What is an IPsec based VPN?

by | 1 Nov 2017

IPsec Networks

IPsec is a protocol suite for securing IP (transport layer) communications between peers by authenticating and encrypting each packet of communication.

In the network diagrams, the two red lines represent IPsec tunnels from a VNS3 Controller to the two remote firewall devices. The London and Chicago locations are two different endpoints.

VNS3 overlay network

An IPsec tunnel is built between two endpoint devices that “speak” the network standard. You can think of the following two phases and these two devices cordially introducing themselves and establishing a connection via an appropriately firm and friendly handshake.

IPsec negotiation is divided into two phases:

  1. Introductions: Peers find each other over the internet and trade security parameters
  2. Conversation: Peers exchange information using agreed-upon security standards

What is an IPsec based VPN?

An IPsec based VPN is made up of two parts:

  1. Internet Key Exchange protocol (IKE), underlying port UDP 500
  2. IPsec protocol (ESP), underlying Protocol 50 or if using “nat-traversal” UDP 4500

Basically there is an initial brief interaction where one or each of the devices attempt to discover each other, via the Internet, they then trade Phase 1 (IKE) parameters and attempt to get a Phase 1 (sometimes called IKE or ISAKMP) connection which creates the keys used to encrypt Phase2. They then trade Phase 2 parameters and attempt to create an encrypted Phase 2 (sometimes called IPSec SA or ESP) tunnel connection.

IPsec negotiation is divided into two phases:

Phase 1: Initial negotiation phase.

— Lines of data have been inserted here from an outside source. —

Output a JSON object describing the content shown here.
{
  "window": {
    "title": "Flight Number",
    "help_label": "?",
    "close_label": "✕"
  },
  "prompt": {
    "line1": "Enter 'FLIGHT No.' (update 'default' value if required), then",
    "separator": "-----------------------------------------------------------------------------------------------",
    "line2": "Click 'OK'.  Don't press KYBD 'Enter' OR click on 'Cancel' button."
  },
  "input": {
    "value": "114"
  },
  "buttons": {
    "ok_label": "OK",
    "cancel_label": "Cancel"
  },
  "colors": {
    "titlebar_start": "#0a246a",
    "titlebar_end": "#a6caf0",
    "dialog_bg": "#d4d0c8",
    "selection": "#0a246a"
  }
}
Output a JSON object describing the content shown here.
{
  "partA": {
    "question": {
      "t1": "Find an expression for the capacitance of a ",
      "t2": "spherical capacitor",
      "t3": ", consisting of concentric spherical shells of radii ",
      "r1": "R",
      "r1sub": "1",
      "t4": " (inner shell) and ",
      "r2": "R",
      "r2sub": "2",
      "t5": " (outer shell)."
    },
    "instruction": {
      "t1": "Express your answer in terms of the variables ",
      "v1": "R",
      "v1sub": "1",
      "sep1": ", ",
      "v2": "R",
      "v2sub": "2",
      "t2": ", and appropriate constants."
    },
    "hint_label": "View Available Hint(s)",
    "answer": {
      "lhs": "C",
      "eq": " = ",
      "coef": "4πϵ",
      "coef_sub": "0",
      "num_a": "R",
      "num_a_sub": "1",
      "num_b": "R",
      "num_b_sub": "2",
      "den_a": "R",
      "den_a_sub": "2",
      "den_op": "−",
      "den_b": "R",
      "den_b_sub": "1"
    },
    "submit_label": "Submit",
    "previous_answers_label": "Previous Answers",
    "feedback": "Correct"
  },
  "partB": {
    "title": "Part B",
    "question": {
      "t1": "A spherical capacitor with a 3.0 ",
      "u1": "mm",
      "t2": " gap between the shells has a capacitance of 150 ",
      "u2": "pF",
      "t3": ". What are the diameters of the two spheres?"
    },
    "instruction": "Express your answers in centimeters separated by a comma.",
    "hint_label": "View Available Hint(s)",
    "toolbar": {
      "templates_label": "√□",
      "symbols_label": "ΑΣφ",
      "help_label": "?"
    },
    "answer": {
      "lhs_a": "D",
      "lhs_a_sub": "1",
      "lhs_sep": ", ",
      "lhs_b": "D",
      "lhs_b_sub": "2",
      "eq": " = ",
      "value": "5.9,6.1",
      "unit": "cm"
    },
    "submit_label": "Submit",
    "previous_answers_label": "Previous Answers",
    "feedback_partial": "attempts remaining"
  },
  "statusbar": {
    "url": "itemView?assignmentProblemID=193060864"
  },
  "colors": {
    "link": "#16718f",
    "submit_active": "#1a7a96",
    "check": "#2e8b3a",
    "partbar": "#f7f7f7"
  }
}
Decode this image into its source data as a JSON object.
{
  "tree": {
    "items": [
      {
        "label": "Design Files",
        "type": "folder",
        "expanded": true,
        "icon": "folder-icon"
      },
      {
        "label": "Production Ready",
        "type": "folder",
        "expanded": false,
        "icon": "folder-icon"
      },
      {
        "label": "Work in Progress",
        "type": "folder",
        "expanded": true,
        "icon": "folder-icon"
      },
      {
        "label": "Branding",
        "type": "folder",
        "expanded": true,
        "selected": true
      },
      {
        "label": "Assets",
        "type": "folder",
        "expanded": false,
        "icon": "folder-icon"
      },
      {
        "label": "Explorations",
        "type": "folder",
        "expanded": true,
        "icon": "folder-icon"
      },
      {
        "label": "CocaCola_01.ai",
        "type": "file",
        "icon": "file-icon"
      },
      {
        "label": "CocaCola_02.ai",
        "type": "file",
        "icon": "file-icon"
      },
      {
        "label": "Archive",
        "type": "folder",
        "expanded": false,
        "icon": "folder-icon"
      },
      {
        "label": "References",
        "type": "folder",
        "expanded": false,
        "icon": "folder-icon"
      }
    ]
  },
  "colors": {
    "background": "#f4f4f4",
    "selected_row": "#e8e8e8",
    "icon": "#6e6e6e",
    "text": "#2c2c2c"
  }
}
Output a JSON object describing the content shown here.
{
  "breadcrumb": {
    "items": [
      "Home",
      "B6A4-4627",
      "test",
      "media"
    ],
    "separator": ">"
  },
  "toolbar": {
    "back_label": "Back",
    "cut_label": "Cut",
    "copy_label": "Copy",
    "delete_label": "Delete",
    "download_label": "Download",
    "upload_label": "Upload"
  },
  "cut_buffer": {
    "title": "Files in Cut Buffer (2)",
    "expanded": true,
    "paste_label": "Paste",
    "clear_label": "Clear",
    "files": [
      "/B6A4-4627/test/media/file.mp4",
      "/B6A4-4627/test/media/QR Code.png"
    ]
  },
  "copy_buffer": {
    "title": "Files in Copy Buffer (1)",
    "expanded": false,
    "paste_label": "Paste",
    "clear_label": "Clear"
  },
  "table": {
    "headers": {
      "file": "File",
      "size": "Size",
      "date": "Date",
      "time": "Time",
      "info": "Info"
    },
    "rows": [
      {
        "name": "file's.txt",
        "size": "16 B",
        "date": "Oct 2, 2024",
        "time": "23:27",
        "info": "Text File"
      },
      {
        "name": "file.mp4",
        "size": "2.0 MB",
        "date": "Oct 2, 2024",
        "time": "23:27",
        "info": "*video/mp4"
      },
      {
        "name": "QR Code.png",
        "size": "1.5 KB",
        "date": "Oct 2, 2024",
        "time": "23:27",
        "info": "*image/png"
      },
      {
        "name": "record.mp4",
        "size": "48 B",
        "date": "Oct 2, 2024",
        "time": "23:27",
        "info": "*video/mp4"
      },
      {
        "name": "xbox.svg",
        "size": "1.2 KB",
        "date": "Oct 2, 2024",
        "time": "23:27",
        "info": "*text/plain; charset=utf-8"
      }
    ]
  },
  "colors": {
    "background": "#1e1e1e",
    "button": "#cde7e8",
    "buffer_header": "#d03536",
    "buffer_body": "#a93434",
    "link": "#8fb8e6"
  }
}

Peers find each other over the internet and trade security parameters in order to create “session keys” that prove they are who they claim to be. This is what security experts call a key exchange, and the peers use the Internet Key Exchange Protocol (IKE) to validate each other’s security claims.

Phase 2: Peers trade Phase 2 security parameters. The peers trust each other, and now can create an encrypted tunnel that connects them using IPsec Protocol Encapsulating Security Payload (ESP) to encrypt the IP Packet. That way, no one else can see what data is traveling between the peers. Even if someone was able to see the data, it is all encrypted and unreadable without a secure key.

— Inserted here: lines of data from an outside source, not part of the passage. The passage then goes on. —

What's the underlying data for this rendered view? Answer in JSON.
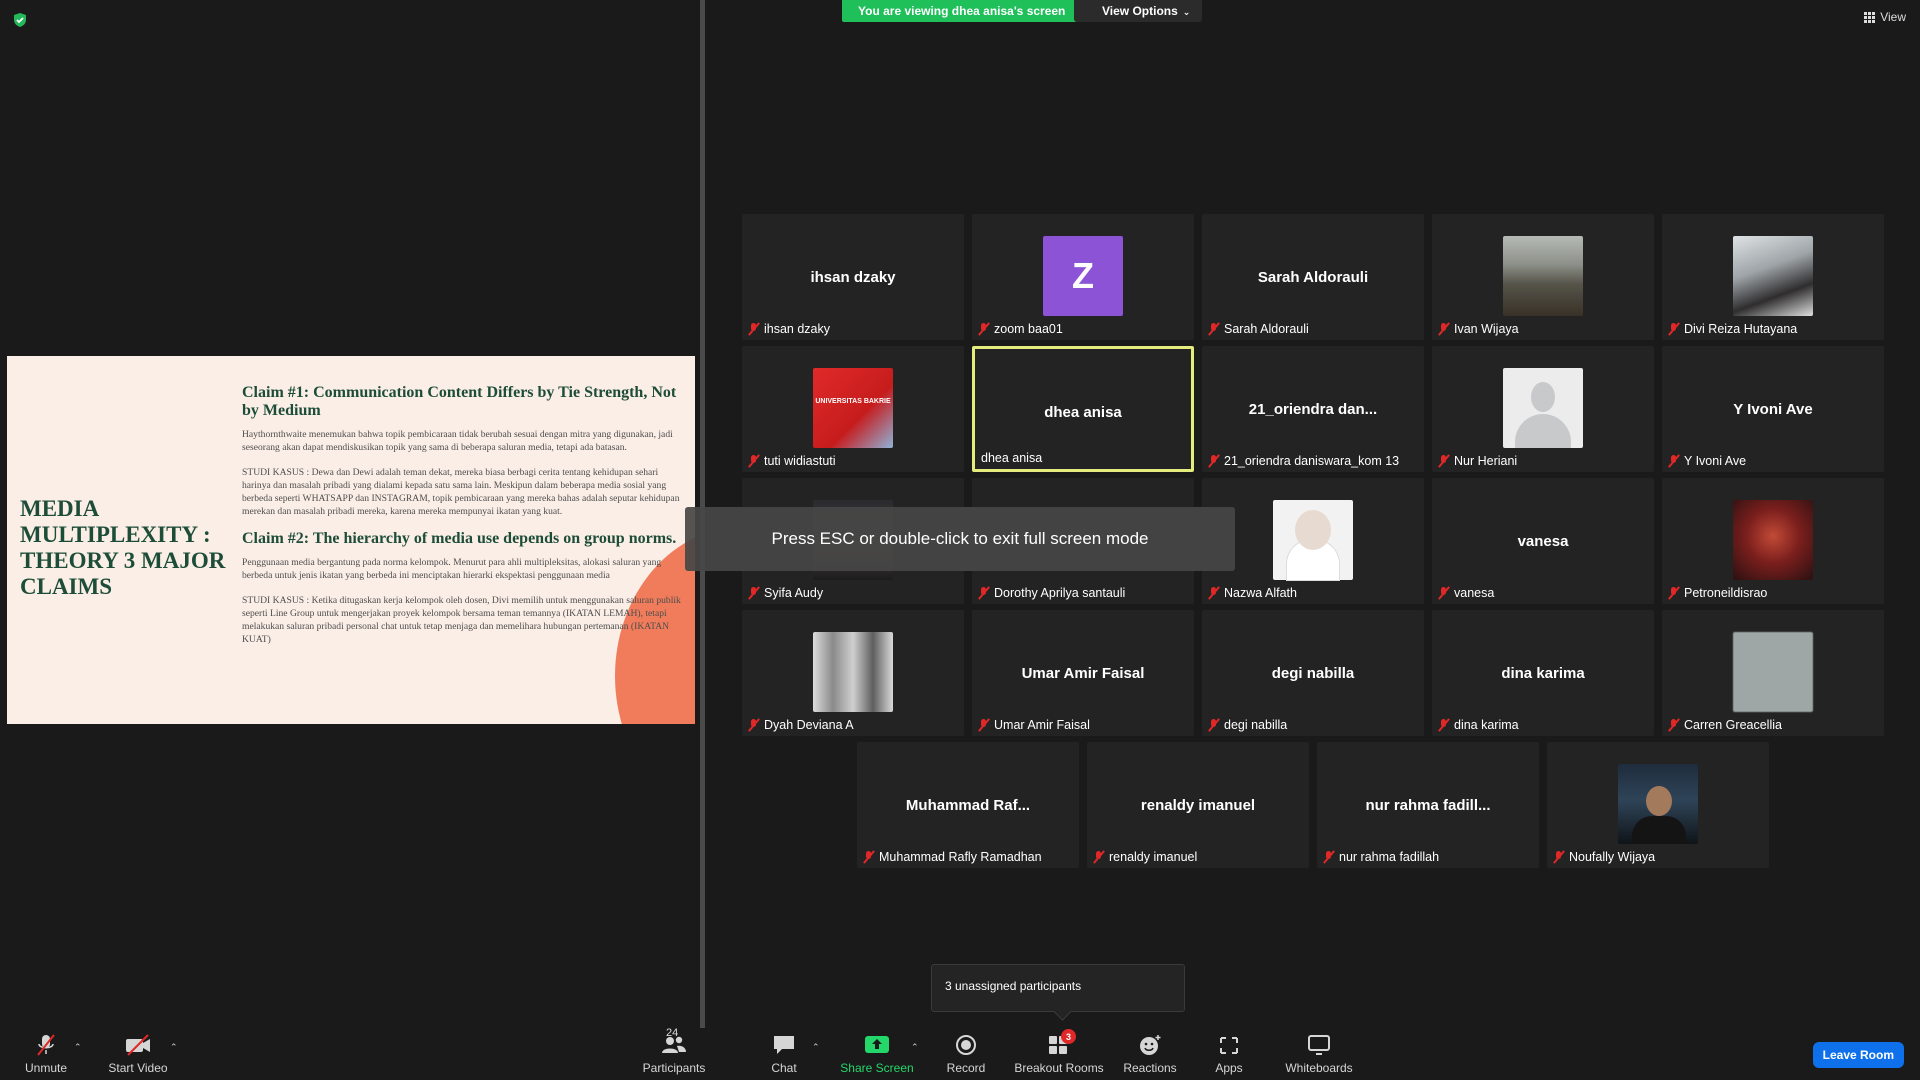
{
  "banner": {
    "viewing_text": "You are viewing dhea anisa's screen",
    "view_options_label": "View Options",
    "view_label": "View"
  },
  "slide": {
    "title": "MEDIA MULTIPLEXITY : THEORY 3 MAJOR CLAIMS",
    "claim1_heading": "Claim #1: Communication Content Differs by Tie Strength, Not by Medium",
    "claim1_text": "Haythornthwaite menemukan bahwa topik pembicaraan tidak berubah sesuai dengan mitra yang digunakan, jadi seseorang akan dapat mendiskusikan topik yang sama di beberapa saluran media, tetapi ada batasan.",
    "claim1_case": "STUDI KASUS : Dewa dan Dewi adalah teman dekat, mereka biasa berbagi cerita tentang kehidupan sehari harinya dan masalah pribadi yang dialami kepada satu sama lain. Meskipun dalam beberapa media sosial yang berbeda seperti WHATSAPP dan INSTAGRAM, topik pembicaraan yang mereka bahas adalah seputar kehidupan merekan dan masalah pribadi mereka, karena mereka mempunyai ikatan yang kuat.",
    "claim2_heading": "Claim #2: The hierarchy of media use depends on group norms.",
    "claim2_text": "Penggunaan media bergantung pada norma kelompok. Menurut para ahli multipleksitas, alokasi saluran yang berbeda untuk jenis ikatan yang berbeda ini menciptakan hierarki ekspektasi penggunaan media",
    "claim2_case": "STUDI KASUS : Ketika ditugaskan kerja kelompok oleh dosen, Divi memilih untuk menggunakan saluran publik seperti Line Group untuk mengerjakan proyek kelompok bersama teman temannya (IKATAN LEMAH), tetapi melakukan saluran pribadi personal chat untuk tetap menjaga dan memelihara hubungan pertemanan (IKATAN KUAT)"
  },
  "participants": [
    {
      "tile_text": "ihsan dzaky",
      "name": "ihsan dzaky",
      "type": "text"
    },
    {
      "tile_text": "Z",
      "name": "zoom baa01",
      "type": "pic",
      "pic": "z"
    },
    {
      "tile_text": "Sarah Aldorauli",
      "name": "Sarah Aldorauli",
      "type": "text"
    },
    {
      "tile_text": "",
      "name": "Ivan Wijaya",
      "type": "pic",
      "pic": "ivan"
    },
    {
      "tile_text": "",
      "name": "Divi Reiza Hutayana",
      "type": "pic",
      "pic": "divi"
    },
    {
      "tile_text": "UNIVERSITAS BAKRIE",
      "name": "tuti widiastuti",
      "type": "pic",
      "pic": "tuti"
    },
    {
      "tile_text": "dhea anisa",
      "name": "dhea anisa",
      "type": "text",
      "active": true
    },
    {
      "tile_text": "21_oriendra  dan...",
      "name": "21_oriendra daniswara_kom 13",
      "type": "text"
    },
    {
      "tile_text": "",
      "name": "Nur Heriani",
      "type": "pic",
      "pic": "nur"
    },
    {
      "tile_text": "Y Ivoni Ave",
      "name": "Y Ivoni Ave",
      "type": "text"
    },
    {
      "tile_text": "",
      "name": "Syifa Audy",
      "type": "pic",
      "pic": "syifa"
    },
    {
      "tile_text": "",
      "name": "Dorothy Aprilya santauli",
      "type": "text"
    },
    {
      "tile_text": "",
      "name": "Nazwa Alfath",
      "type": "pic",
      "pic": "nazwa"
    },
    {
      "tile_text": "vanesa",
      "name": "vanesa",
      "type": "text"
    },
    {
      "tile_text": "",
      "name": "Petroneildisrao",
      "type": "pic",
      "pic": "petro"
    },
    {
      "tile_text": "",
      "name": "Dyah Deviana A",
      "type": "pic",
      "pic": "dyah"
    },
    {
      "tile_text": "Umar Amir Faisal",
      "name": "Umar Amir Faisal",
      "type": "text"
    },
    {
      "tile_text": "degi nabilla",
      "name": "degi nabilla",
      "type": "text"
    },
    {
      "tile_text": "dina karima",
      "name": "dina karima",
      "type": "text"
    },
    {
      "tile_text": "",
      "name": "Carren Greacellia",
      "type": "pic",
      "pic": "carren"
    },
    {
      "tile_text": "Muhammad  Raf...",
      "name": "Muhammad Rafly Ramadhan",
      "type": "text"
    },
    {
      "tile_text": "renaldy imanuel",
      "name": "renaldy imanuel",
      "type": "text"
    },
    {
      "tile_text": "nur  rahma  fadill...",
      "name": "nur rahma fadillah",
      "type": "text"
    },
    {
      "tile_text": "",
      "name": "Noufally Wijaya",
      "type": "pic",
      "pic": "noufally"
    }
  ],
  "toast": "Press ESC or double-click to exit full screen mode",
  "unassigned": "3 unassigned participants",
  "toolbar": {
    "unmute": "Unmute",
    "start_video": "Start Video",
    "participants": "Participants",
    "participants_count": "24",
    "chat": "Chat",
    "share_screen": "Share Screen",
    "record": "Record",
    "breakout_rooms": "Breakout Rooms",
    "breakout_badge": "3",
    "reactions": "Reactions",
    "apps": "Apps",
    "whiteboards": "Whiteboards",
    "leave_room": "Leave Room"
  },
  "colors": {
    "banner_green": "#1fbf5a",
    "active_speaker": "#e4ec7e",
    "leave_blue": "#0e71eb",
    "muted_red": "#e02828"
  }
}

How does an IPsec VPN work?

IPsec is able to secure packets as they travel across an IP network, usually between two sites separated by the public Internet. IPsec uses cryptographic security services to authenticate and encrypt each data packet as it travels two endpoints and protects that data from traffic sniffers.

IPsec connections ensure data isn’t read or tampered with when it travels across any type of network. IPsec is especially important when you’re building hybrid deployments between public cloud providers or the public internet.

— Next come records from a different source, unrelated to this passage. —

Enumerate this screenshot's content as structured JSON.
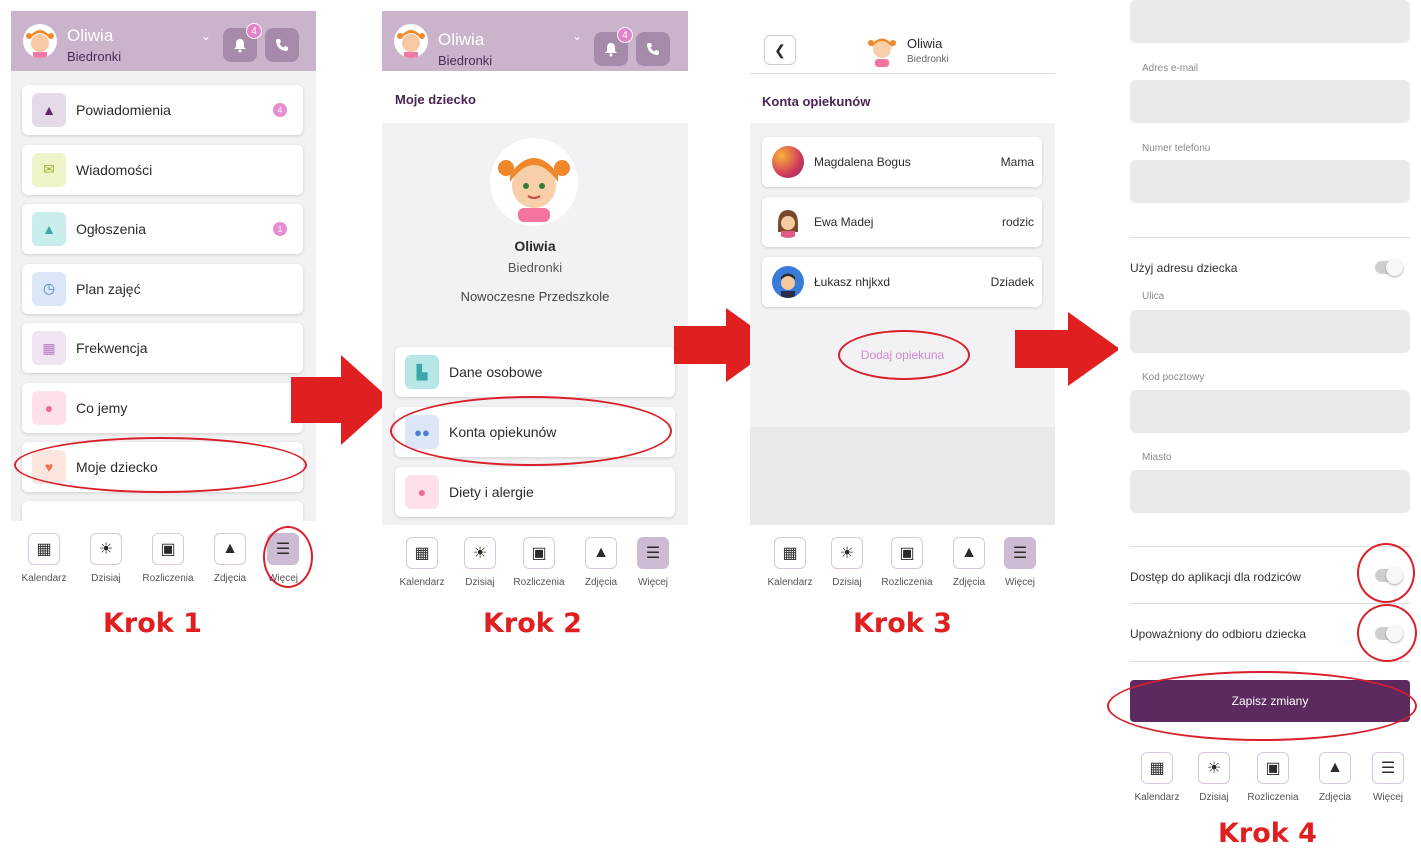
{
  "colors": {
    "header": "#c9b4cc",
    "accent": "#5c2a5e",
    "arrow": "#e02020",
    "ring": "#d9202a",
    "badge": "#e583c8"
  },
  "header": {
    "child_name": "Oliwia",
    "group": "Biedronki",
    "notif_count": "4"
  },
  "nav": [
    "Kalendarz",
    "Dzisiaj",
    "Rozliczenia",
    "Zdjęcia",
    "Więcej"
  ],
  "step1": {
    "menu": [
      {
        "label": "Powiadomienia",
        "icon": "bell-icon",
        "badge": "4"
      },
      {
        "label": "Wiadomości",
        "icon": "envelope-icon",
        "badge": ""
      },
      {
        "label": "Ogłoszenia",
        "icon": "warning-icon",
        "badge": "1"
      },
      {
        "label": "Plan zajęć",
        "icon": "clock-icon",
        "badge": ""
      },
      {
        "label": "Frekwencja",
        "icon": "calendar-icon",
        "badge": ""
      },
      {
        "label": "Co jemy",
        "icon": "apple-icon",
        "badge": ""
      },
      {
        "label": "Moje dziecko",
        "icon": "heart-icon",
        "badge": ""
      }
    ],
    "caption": "Krok 1"
  },
  "step2": {
    "title": "Moje dziecko",
    "child_name": "Oliwia",
    "group": "Biedronki",
    "school": "Nowoczesne Przedszkole",
    "menu": [
      {
        "label": "Dane osobowe",
        "icon": "id-card-icon"
      },
      {
        "label": "Konta opiekunów",
        "icon": "people-icon"
      },
      {
        "label": "Diety i alergie",
        "icon": "apple-icon"
      }
    ],
    "caption": "Krok 2"
  },
  "step3": {
    "top_name": "Oliwia",
    "top_group": "Biedronki",
    "title": "Konta opiekunów",
    "guardians": [
      {
        "name": "Magdalena Bogus",
        "role": "Mama"
      },
      {
        "name": "Ewa Madej",
        "role": "rodzic"
      },
      {
        "name": "Łukasz nhjkxd",
        "role": "Dziadek"
      }
    ],
    "add_link": "Dodaj opiekuna",
    "caption": "Krok 3"
  },
  "step4": {
    "email_label": "Adres e-mail",
    "phone_label": "Numer telefonu",
    "use_child_address": "Użyj adresu dziecka",
    "street_label": "Ulica",
    "postcode_label": "Kod pocztowy",
    "city_label": "Miasto",
    "app_access": "Dostęp do aplikacji dla rodziców",
    "pickup_auth": "Upoważniony do odbioru dziecka",
    "save": "Zapisz zmiany",
    "caption": "Krok 4"
  }
}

IPsec has 2 types of implementation: a host-to-host transport mode, or network tunneling mode:

Transport mode
In transport mode, only the payload of the IP packet is usually encrypted and/or authenticated. Transport mode does not change the routing, since IP headers aren’t modified or encrypted. Transport mode works best in host-to-host connections.

Tunnel mode
In tunnel mode, the entire IP packet is encrypted and/or authenticated. Tunnel mode must encapsulated the headers into a new IP packet with a new IP header. VPNs use tunnel mode for network-to-network communications, host-to-network communications, and host-to-host communications. Tunnel mode does support NAT traversal.